Angus Lind’s column in The Times-Picayune documented things that he described as, “a little offbeat”: people, places and events that gave New Orleans its local color. But that didn’t come until later in his career. When he got started in the early 1970s as a young man, Angus was a general-assignment reporter who cut his teeth on a series of tragic events within a single calendar year.
Click here to hear about the lasting consequences of the 1984 World's Fair.
As the Director of Public Relations for the 1984 World's Fair, Jeanne Nathan had her work cut out for her.
The fair not only had to compete with the 1984 Summer Olympics in Los Angeles, but it was challenged by an oil crash, political conflict, and bad publicity. It remains the only World’s Fair to declare bankruptcy during its run. Despite that, Jeanne feels New Orleans learned invaluable lessons in tourism and marketing that are still used today, but will be the first to admit that handling the Fair’s image was a constant uphill battle.
deLesseps “Chep” Morrison was the mayor of New Orleans from 1946 to 1961. History will remember his administration as a polarizing one: he lured corporations to town, but also upheld segregationist values. He ran for Louisiana governor three times, and lost his final election in the winter of 1964. Months later, he spoke with future Lieutenant Governor Jimmy Fitzmorris, who still remembers their final conversation.
As part of a new collaboration with The Historic New Orleans Collection, WWNO brings you NOLA Life Stories: an oral history project documenting the people, places and things that shape New Orleans. This week historian Mark Cave interviews Chris Owens, a Bourbon Street entertainer and nightclub owner.
As part of a new collaboration with The Historic New Orleans Collection, WWNO brings you NOLA Life Stories: an oral history project documenting the people, places and things that shape New Orleans. This week historian Mark Cave interviews Albinas and Manon Prizgintas, a married couple that produces Bach Around the Clock — an annual musical event held at Trinity Episcopal Church.
New Orleans, the largest and most prosperous city in the antebellum Deep South, spent the Civil War in fetters, occupied by Union troops in late April 1862.
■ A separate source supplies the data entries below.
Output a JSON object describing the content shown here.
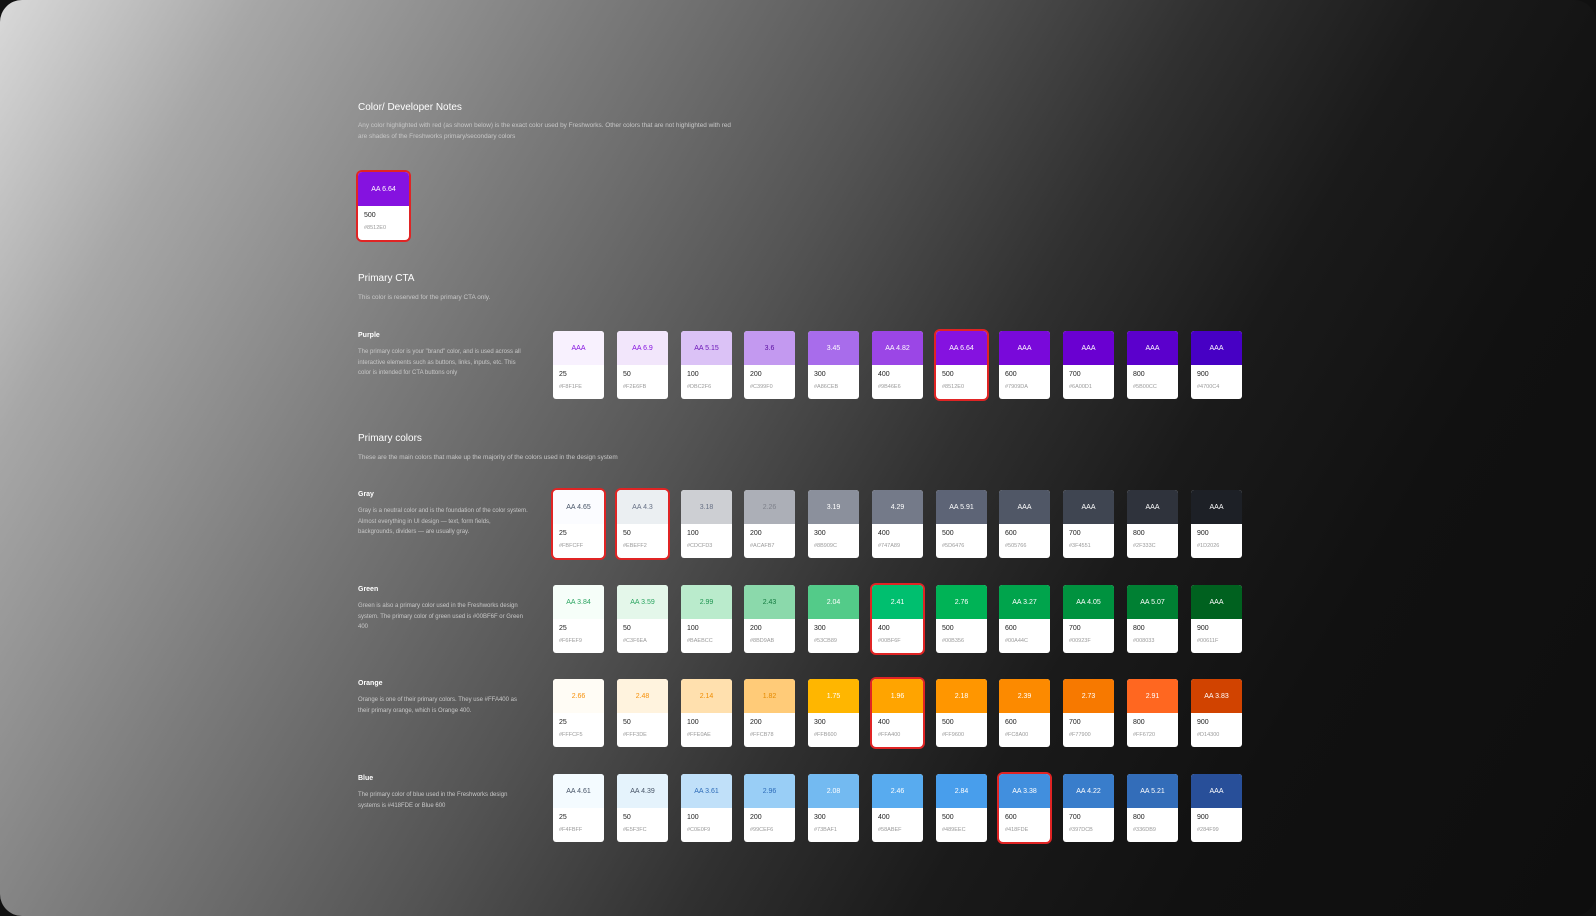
{
  "notes": {
    "title": "Color/ Developer Notes",
    "desc": "Any color highlighted with red (as shown below) is the exact color used by Freshworks. Other colors that are not highlighted with red are shades of the Freshworks primary/secondary colors",
    "sample": {
      "rating": "AA 6.64",
      "shade": "500",
      "hex": "#8512E0",
      "bg": "#8512E0",
      "fg": "#FFFFFF",
      "hl": true
    }
  },
  "primary_cta": {
    "title": "Primary CTA",
    "desc": "This color is reserved for the primary CTA only."
  },
  "primary_colors": {
    "title": "Primary colors",
    "desc": "These are the main colors that make up the majority of the colors used in the design system"
  },
  "palettes": [
    {
      "name": "Purple",
      "desc": "The primary color is your \"brand\" color, and is used across all interactive elements such as buttons, links, inputs, etc. This color is intended for CTA buttons only",
      "swatches": [
        {
          "rating": "AAA",
          "shade": "25",
          "hex": "#F8F1FE",
          "bg": "#F8F1FE",
          "fg": "#8512E0",
          "hl": false
        },
        {
          "rating": "AA 6.9",
          "shade": "50",
          "hex": "#F2E6FB",
          "bg": "#F2E6FB",
          "fg": "#8512E0",
          "hl": false
        },
        {
          "rating": "AA 5.15",
          "shade": "100",
          "hex": "#DBC2F6",
          "bg": "#DBC2F6",
          "fg": "#6C16B8",
          "hl": false
        },
        {
          "rating": "3.6",
          "shade": "200",
          "hex": "#C399F0",
          "bg": "#C399F0",
          "fg": "#5A0FA0",
          "hl": false
        },
        {
          "rating": "3.45",
          "shade": "300",
          "hex": "#A86CEB",
          "bg": "#A86CEB",
          "fg": "#FFFFFF",
          "hl": false
        },
        {
          "rating": "AA 4.82",
          "shade": "400",
          "hex": "#9B46E6",
          "bg": "#9B46E6",
          "fg": "#FFFFFF",
          "hl": false
        },
        {
          "rating": "AA 6.64",
          "shade": "500",
          "hex": "#8512E0",
          "bg": "#8512E0",
          "fg": "#FFFFFF",
          "hl": true
        },
        {
          "rating": "AAA",
          "shade": "600",
          "hex": "#7909DA",
          "bg": "#7909DA",
          "fg": "#FFFFFF",
          "hl": false
        },
        {
          "rating": "AAA",
          "shade": "700",
          "hex": "#6A00D1",
          "bg": "#6A00D1",
          "fg": "#FFFFFF",
          "hl": false
        },
        {
          "rating": "AAA",
          "shade": "800",
          "hex": "#5B00CC",
          "bg": "#5B00CC",
          "fg": "#FFFFFF",
          "hl": false
        },
        {
          "rating": "AAA",
          "shade": "900",
          "hex": "#4700C4",
          "bg": "#4700C4",
          "fg": "#FFFFFF",
          "hl": false
        }
      ]
    },
    {
      "name": "Gray",
      "desc": "Gray is a neutral color and is the foundation of the color system. Almost everything in UI design — text, form fields, backgrounds, dividers — are usually gray.",
      "swatches": [
        {
          "rating": "AA 4.65",
          "shade": "25",
          "hex": "#FBFCFF",
          "bg": "#FBFCFF",
          "fg": "#475467",
          "hl": true
        },
        {
          "rating": "AA 4.3",
          "shade": "50",
          "hex": "#EBEFF2",
          "bg": "#EBEFF2",
          "fg": "#667085",
          "hl": true
        },
        {
          "rating": "3.18",
          "shade": "100",
          "hex": "#CDCFD3",
          "bg": "#CDCFD3",
          "fg": "#667085",
          "hl": false
        },
        {
          "rating": "2.26",
          "shade": "200",
          "hex": "#ACAFB7",
          "bg": "#ACAFB7",
          "fg": "#7D808A",
          "hl": false
        },
        {
          "rating": "3.19",
          "shade": "300",
          "hex": "#8B909C",
          "bg": "#8B909C",
          "fg": "#FFFFFF",
          "hl": false
        },
        {
          "rating": "4.29",
          "shade": "400",
          "hex": "#747A89",
          "bg": "#747A89",
          "fg": "#FFFFFF",
          "hl": false
        },
        {
          "rating": "AA 5.91",
          "shade": "500",
          "hex": "#5D6476",
          "bg": "#5D6476",
          "fg": "#FFFFFF",
          "hl": false
        },
        {
          "rating": "AAA",
          "shade": "600",
          "hex": "#505766",
          "bg": "#505766",
          "fg": "#FFFFFF",
          "hl": false
        },
        {
          "rating": "AAA",
          "shade": "700",
          "hex": "#3F4551",
          "bg": "#3F4551",
          "fg": "#FFFFFF",
          "hl": false
        },
        {
          "rating": "AAA",
          "shade": "800",
          "hex": "#2F333C",
          "bg": "#2F333C",
          "fg": "#FFFFFF",
          "hl": false
        },
        {
          "rating": "AAA",
          "shade": "900",
          "hex": "#1D2026",
          "bg": "#1D2026",
          "fg": "#FFFFFF",
          "hl": false
        }
      ]
    },
    {
      "name": "Green",
      "desc": "Green is also a primary color used in the Freshworks design system. The primary color of green used is #00BF6F or Green 400",
      "swatches": [
        {
          "rating": "AA 3.84",
          "shade": "25",
          "hex": "#F6FEF9",
          "bg": "#F6FEF9",
          "fg": "#2BA561",
          "hl": false
        },
        {
          "rating": "AA 3.59",
          "shade": "50",
          "hex": "#C3F6EA",
          "bg": "#E4F7EA",
          "fg": "#2BA561",
          "hl": false
        },
        {
          "rating": "2.99",
          "shade": "100",
          "hex": "#BAEBCC",
          "bg": "#BAEBCC",
          "fg": "#1E9550",
          "hl": false
        },
        {
          "rating": "2.43",
          "shade": "200",
          "hex": "#8BD9AB",
          "bg": "#8BD9AB",
          "fg": "#137A3F",
          "hl": false
        },
        {
          "rating": "2.04",
          "shade": "300",
          "hex": "#53CB89",
          "bg": "#53CB89",
          "fg": "#FFFFFF",
          "hl": false
        },
        {
          "rating": "2.41",
          "shade": "400",
          "hex": "#00BF6F",
          "bg": "#00BF6F",
          "fg": "#FFFFFF",
          "hl": true
        },
        {
          "rating": "2.76",
          "shade": "500",
          "hex": "#00B356",
          "bg": "#00B356",
          "fg": "#FFFFFF",
          "hl": false
        },
        {
          "rating": "AA 3.27",
          "shade": "600",
          "hex": "#00A44C",
          "bg": "#00A44C",
          "fg": "#FFFFFF",
          "hl": false
        },
        {
          "rating": "AA 4.05",
          "shade": "700",
          "hex": "#00923F",
          "bg": "#00923F",
          "fg": "#FFFFFF",
          "hl": false
        },
        {
          "rating": "AA 5.07",
          "shade": "800",
          "hex": "#008033",
          "bg": "#008033",
          "fg": "#FFFFFF",
          "hl": false
        },
        {
          "rating": "AAA",
          "shade": "900",
          "hex": "#00611F",
          "bg": "#00611F",
          "fg": "#FFFFFF",
          "hl": false
        }
      ]
    },
    {
      "name": "Orange",
      "desc": "Orange is one of their primary colors. They use #FFA400 as their primary orange, which is Orange 400.",
      "swatches": [
        {
          "rating": "2.66",
          "shade": "25",
          "hex": "#FFFCF5",
          "bg": "#FFFCF5",
          "fg": "#F79009",
          "hl": false
        },
        {
          "rating": "2.48",
          "shade": "50",
          "hex": "#FFF3DE",
          "bg": "#FFF3DE",
          "fg": "#F79009",
          "hl": false
        },
        {
          "rating": "2.14",
          "shade": "100",
          "hex": "#FFE0AE",
          "bg": "#FFE0AE",
          "fg": "#F08C00",
          "hl": false
        },
        {
          "rating": "1.82",
          "shade": "200",
          "hex": "#FFCB78",
          "bg": "#FFCB78",
          "fg": "#E58A00",
          "hl": false
        },
        {
          "rating": "1.75",
          "shade": "300",
          "hex": "#FFB600",
          "bg": "#FFB600",
          "fg": "#FFFFFF",
          "hl": false
        },
        {
          "rating": "1.96",
          "shade": "400",
          "hex": "#FFA400",
          "bg": "#FFA400",
          "fg": "#FFFFFF",
          "hl": true
        },
        {
          "rating": "2.18",
          "shade": "500",
          "hex": "#FF9600",
          "bg": "#FF9600",
          "fg": "#FFFFFF",
          "hl": false
        },
        {
          "rating": "2.39",
          "shade": "600",
          "hex": "#FC8A00",
          "bg": "#FC8A00",
          "fg": "#FFFFFF",
          "hl": false
        },
        {
          "rating": "2.73",
          "shade": "700",
          "hex": "#F77900",
          "bg": "#F77900",
          "fg": "#FFFFFF",
          "hl": false
        },
        {
          "rating": "2.91",
          "shade": "800",
          "hex": "#FF6720",
          "bg": "#FF6720",
          "fg": "#FFFFFF",
          "hl": false
        },
        {
          "rating": "AA 3.83",
          "shade": "900",
          "hex": "#D14300",
          "bg": "#D14300",
          "fg": "#FFFFFF",
          "hl": false
        }
      ]
    },
    {
      "name": "Blue",
      "desc": "The primary color of blue used in the Freshworks design systems is #418FDE or Blue 600",
      "swatches": [
        {
          "rating": "AA 4.61",
          "shade": "25",
          "hex": "#F4FBFF",
          "bg": "#F4FBFF",
          "fg": "#475467",
          "hl": false
        },
        {
          "rating": "AA 4.39",
          "shade": "50",
          "hex": "#E5F3FC",
          "bg": "#E5F3FC",
          "fg": "#475467",
          "hl": false
        },
        {
          "rating": "AA 3.61",
          "shade": "100",
          "hex": "#C0E0F9",
          "bg": "#C0E0F9",
          "fg": "#2E6CB8",
          "hl": false
        },
        {
          "rating": "2.96",
          "shade": "200",
          "hex": "#99CEF6",
          "bg": "#99CEF6",
          "fg": "#2E6CB8",
          "hl": false
        },
        {
          "rating": "2.08",
          "shade": "300",
          "hex": "#73BAF1",
          "bg": "#73BAF1",
          "fg": "#FFFFFF",
          "hl": false
        },
        {
          "rating": "2.46",
          "shade": "400",
          "hex": "#58ABEF",
          "bg": "#58ABEF",
          "fg": "#FFFFFF",
          "hl": false
        },
        {
          "rating": "2.84",
          "shade": "500",
          "hex": "#489EEC",
          "bg": "#489EEC",
          "fg": "#FFFFFF",
          "hl": false
        },
        {
          "rating": "AA 3.38",
          "shade": "600",
          "hex": "#418FDE",
          "bg": "#418FDE",
          "fg": "#FFFFFF",
          "hl": true
        },
        {
          "rating": "AA 4.22",
          "shade": "700",
          "hex": "#397DCB",
          "bg": "#397DCB",
          "fg": "#FFFFFF",
          "hl": false
        },
        {
          "rating": "AA 5.21",
          "shade": "800",
          "hex": "#336DB9",
          "bg": "#336DB9",
          "fg": "#FFFFFF",
          "hl": false
        },
        {
          "rating": "AAA",
          "shade": "900",
          "hex": "#284F99",
          "bg": "#284F99",
          "fg": "#FFFFFF",
          "hl": false
        }
      ]
    }
  ]
}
The Historic New Orleans Collection's latest exhibit, "Occupy New Orleans! Voices from the Civil War", taps the experiences of ordinary men and women — Northerners and Southerners alike — during that time. WWNO's Paul Maassen talked with Mark Cave, The Historic New Orleans Collection's Senior Curator and Oral Historian, and asked him about this unique exhibit.
This week on The Reading Life: Book collector Edwin Blair and Historic New Orleans Collection curator Mark Cave talk about the new exhibit at the HNOC, "Alternative Imprints: Jon Webb, Gypsy Lou and the Hand-Sewn World of the Loujon Press," a fascinating slice of publishing history in New Orleans.
This week on The Reading Life, we’ll talk with longtime New Orleans poet Nancy Harris whose new collection is Beauty Eating Beauty. We’ll also hear from Amanda McFillen, the assistant curator of museum programs at The Historic New Orleans Collection, about a new summer book festival coming up June 22.
And we’ll check in with Susie Penman and Ted O’Brien who are starting the One Time Don Quixote Book Club, which might just be the right book club for you.